Thursday, February 24, 2011

Here comes the sun...

Many people think that the reason their ducks or chickens aren't laying eggs this time of year is because of the cold weather. While weather can play a role since energy needed to stay warm is diverted from the egg laying process, the largest determining factor in egg laying is sunlight.

"The reproductive state of all birds is strongly regulated by the amount of light that they receive each day. If hens are to maintain a constant state of egg production, they must be subjected to at least 16 hours of light every day. This light can be provided from sunlight, artificial light sources, or a combination." more

At the end of Winter as the days get longer, egg laying is triggered. Shown: Abby Cadabby, who is already laying, nibbling on some melting snow. Who knew ducks liked snow cones??

This topic came up recently when a duck owner in Manitou, CO contacted me because her ducks weren't laying yet. Since our houses are only about 20 minutes apart by car, you would think ducks from the same clutch and parent stock would be laying at the same time. Yet I had eggs from my girls and she didn't. It all came down to a matter of light.

My home is located in a flat area with plenty of sunshine. She is on the side of a mountain. There are lots of spots in my duck's run that have sun at any time of the day. You can often see them move their napping spots to take total advantage of the winter light. Her late day light is limited by the giant pile of rocks known to the rest of the world as Pikes Peak. Plus I also use a bit of technology to give the girls that extra boost of light they need to lay in Winter.

I use a simple solar shed light or a rechargeable flashlight each night when we lock the ducks up for the night. The light stays on for about 2 hours before the battery drains and gives them just enough light to get an early start on Spring laying. They still usually take January off from any egg laying even with that extra bit of light, but I don't begrudge them the vacation time.

People do use even more artificial lighting to keep peak egg production all year round, but this comes at a price. The number of eggs a hen can lay is set at hatching. If you keep them laying all year round as a youngsters, they will not be laying much when they get older. A drop off in production is normal after about 3 or 4 years, but ducks can still lay pretty consistently when they are 8 or even older. Especially if you have high egg production breeds like Welsh Harlequins, Khaki Campbells or Indian Runners. It just isn't going to be an egg every day like they laid when they were young. Make them produce all the time in their youth and you will be lucky to get any eggs when they are seniors.

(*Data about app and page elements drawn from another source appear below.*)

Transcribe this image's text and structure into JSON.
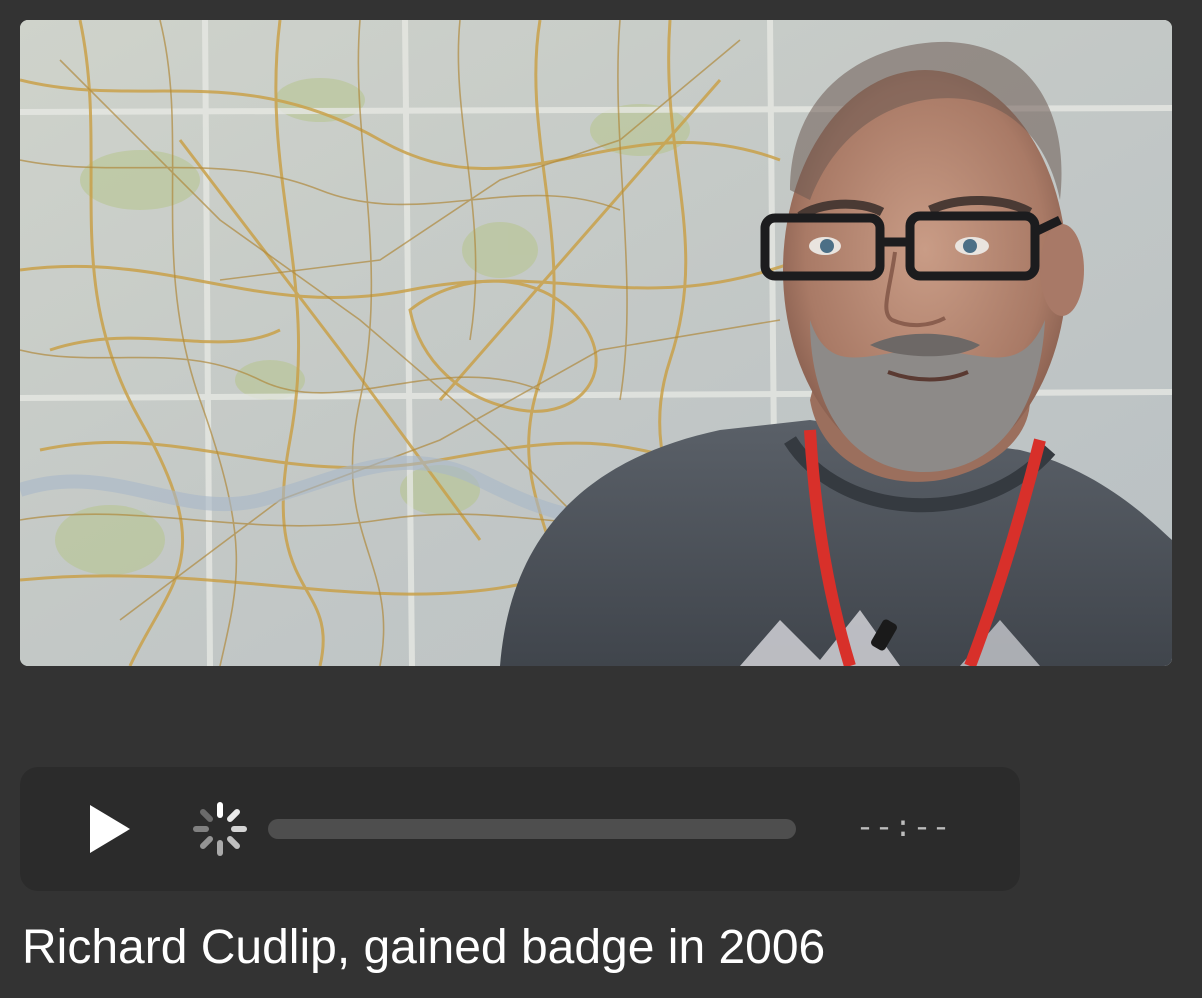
{
  "video": {
    "still_image": "interview-portrait",
    "background_subject": "street-map"
  },
  "player": {
    "play_icon": "play-icon",
    "loading_icon": "loading-spinner-icon",
    "progress_fraction": 0,
    "time": "--:--",
    "colors": {
      "bar_background": "#2b2b2b",
      "track": "#4e4e4e",
      "icon": "#ffffff",
      "time_text": "#bdbdbd"
    }
  },
  "caption": "Richard Cudlip, gained badge in 2006"
}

The decision to add supplemental lighting is a very individual one. If you are running a large commercial egg facility, even a slight drop in laying leads to a hen being culled. Often that is no more than 2 years. Small scale egg facilities usually give their hens more time. For the back yard bird owner who knows their hens on a first name basis, keeping their feathered friend happy and healthy for a lifetime is going to be the prime consideration. If you don't mind feeding non-productive animals through the winter and don't desperately need the eggs that time of year, consider giving your girls at least some down time to keep them laying through the years.

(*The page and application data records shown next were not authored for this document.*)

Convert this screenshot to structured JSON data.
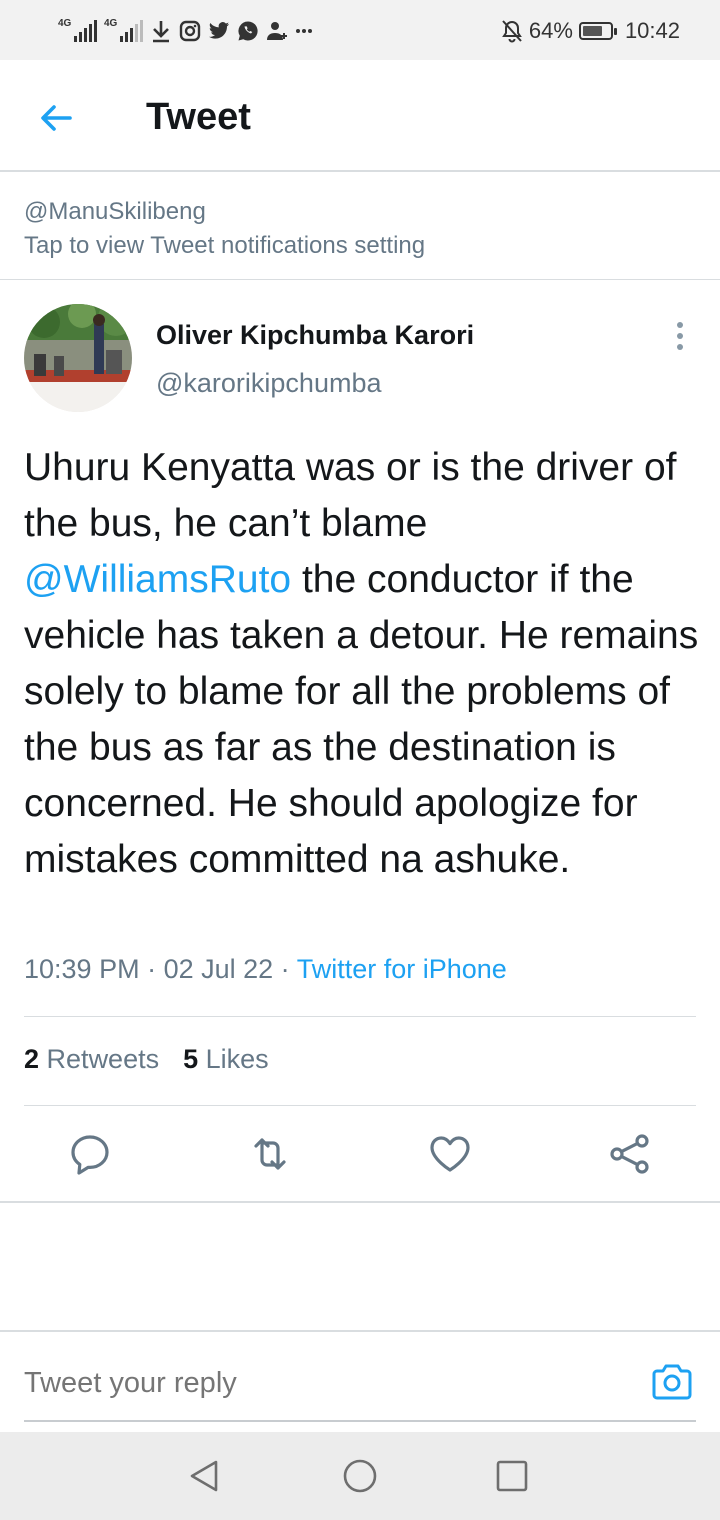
{
  "status_bar": {
    "network1": "4G",
    "network2": "4G",
    "battery": "64%",
    "time": "10:42",
    "icons": [
      "signal-icon",
      "signal-icon",
      "download-icon",
      "instagram-icon",
      "twitter-icon",
      "whatsapp-icon",
      "user-add-icon",
      "more-dots-icon",
      "mute-bell-icon",
      "battery-icon"
    ]
  },
  "header": {
    "title": "Tweet",
    "back_icon": "arrow-left-icon"
  },
  "notification_banner": {
    "handle": "@ManuSkilibeng",
    "message": "Tap to view Tweet notifications setting"
  },
  "tweet": {
    "author": {
      "name": "Oliver Kipchumba Karori",
      "handle": "@karorikipchumba"
    },
    "text": {
      "part1": "Uhuru Kenyatta was or is the driver of the bus, he can’t blame ",
      "mention": "@WilliamsRuto",
      "part2": " the conductor if the vehicle has taken a detour. He remains solely to blame for all the problems of the bus as far as the destination is concerned. He should apologize for mistakes committed na ashuke."
    },
    "time": "10:39 PM",
    "date": "02 Jul 22",
    "source": "Twitter for iPhone",
    "retweets_count": "2",
    "retweets_label": "Retweets",
    "likes_count": "5",
    "likes_label": "Likes"
  },
  "actions": {
    "reply_icon": "comment-icon",
    "retweet_icon": "retweet-icon",
    "like_icon": "heart-icon",
    "share_icon": "share-icon"
  },
  "reply_bar": {
    "placeholder": "Tweet your reply"
  },
  "colors": {
    "accent": "#1da1f2",
    "text": "#14171a",
    "muted": "#657786"
  }
}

The morning egg hunt

The girls have started to lay more consistently and I think everyone is just about done molting. I have been getting 3 or 4 eggs per day, but I have to work for those eggs. I never know where they are going to be. Two perfectly comfy dog houses converted to duck use just don't seem to be good enough. Instead, the eggs were either in the middle of the pen trampled and full of muck, or they were hidden behind on of the duck huts.

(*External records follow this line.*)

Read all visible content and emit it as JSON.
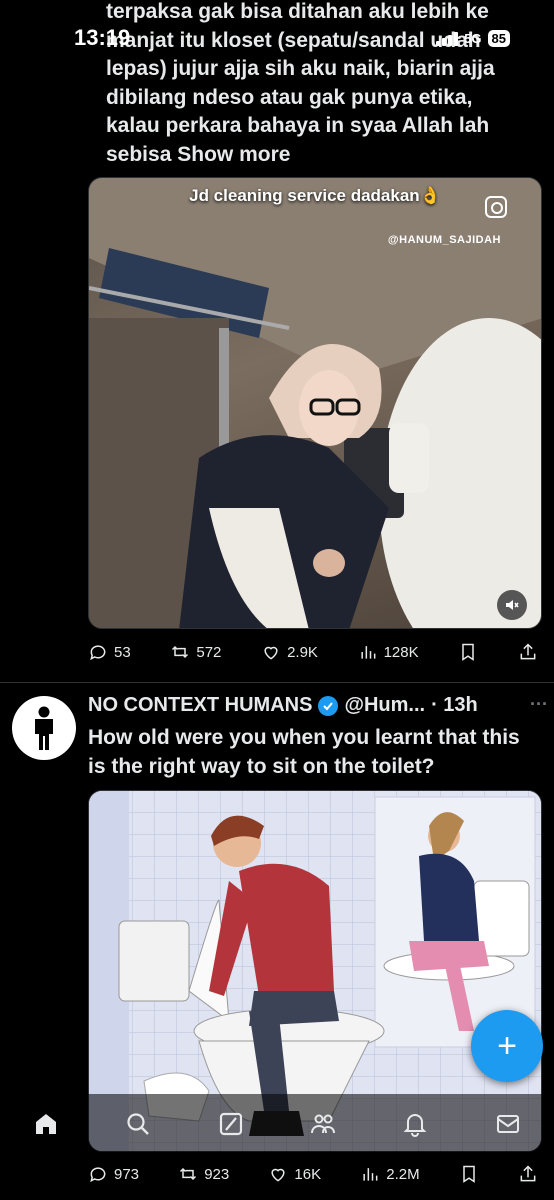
{
  "status_bar": {
    "time": "13:19",
    "network": "5G",
    "battery": "85"
  },
  "tweet1": {
    "text_lines": [
      "terpaksa gak bisa ditahan aku lebih ke",
      "manjat itu kloset (sepatu/sandal udah",
      "lepas) jujur ajja sih aku naik, biarin ajja",
      "dibilang ndeso atau gak punya etika,",
      "kalau perkara bahaya in syaa Allah lah",
      "sebisa"
    ],
    "show_more": "Show more",
    "media": {
      "caption": "Jd cleaning service dadakan👌",
      "handle": "@HANUM_SAJIDAH",
      "icons": {
        "instagram": "instagram-icon",
        "mute": "mute-icon"
      }
    },
    "stats": {
      "replies": "53",
      "reposts": "572",
      "likes": "2.9K",
      "views": "128K"
    }
  },
  "tweet2": {
    "author_name": "NO CONTEXT HUMANS",
    "author_handle": "@Hum...",
    "time": "· 13h",
    "more": "···",
    "text_line1": "How old were you when you learnt that this",
    "text_line2": "is the right way to sit on the toilet?",
    "stats": {
      "replies": "973",
      "reposts": "923",
      "likes": "16K",
      "views": "2.2M"
    }
  },
  "fab": {
    "label": "+"
  },
  "bottom_nav": [
    "home-icon",
    "search-icon",
    "grok-icon",
    "communities-icon",
    "notifications-icon",
    "messages-icon"
  ],
  "colors": {
    "background": "#000000",
    "accent": "#1d9bf0",
    "text": "#e7e9ea",
    "muted": "#71767b",
    "divider": "#2f3336"
  }
}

The only reason I knew about the hidden nest behind the duck hut is because I went out to the pen early one day and came up one duck short at morning roll call. Then I heard some soft quacking and squeaking. Abby had climbed between the huts and hollowed out a nice little spot in the hay against the back wall of the pen. Ducks may look fat and fluffy, but they CAN squeeze in to inconvenient areas if they want to. In fact, if you go in to any bird pen and think to yourself "what would be the most difficult, inconvenient, and seemingly impossible spot for those silly birds to lay eggs?" and that is where your eggs will be.

I was getting tired of rearranging the pen every morning trying to find hidden eggs or washing off duck mud and decided to borrow an old trick used by chicken owners. You put a fake egg where you want your birds to lay. Apparently this tricks the critters in to thinking that particular spot is a perfectly safe place to lay eggs. After all, there is an egg right there! Of course it exploits the birds inability to count or do a quick material analysis....

Many people use golf balls, but I actually had polished stone eggs used for decoration. As a decor item, all they did was gather dust, so using them as decoy eggs seemed like a much more practical use.

It's been over a week since I put those stone eggs out in one of the duck houses and it is working like a charm. Besides being unable to count or tell egg shell from stone, egg color doesn't seem to matter to them either. They just assume since eggs are already in the nest, this must be "THE spot", so no more lifting up houses and digging through straw. Thanks to all the chicken owners for the great idea.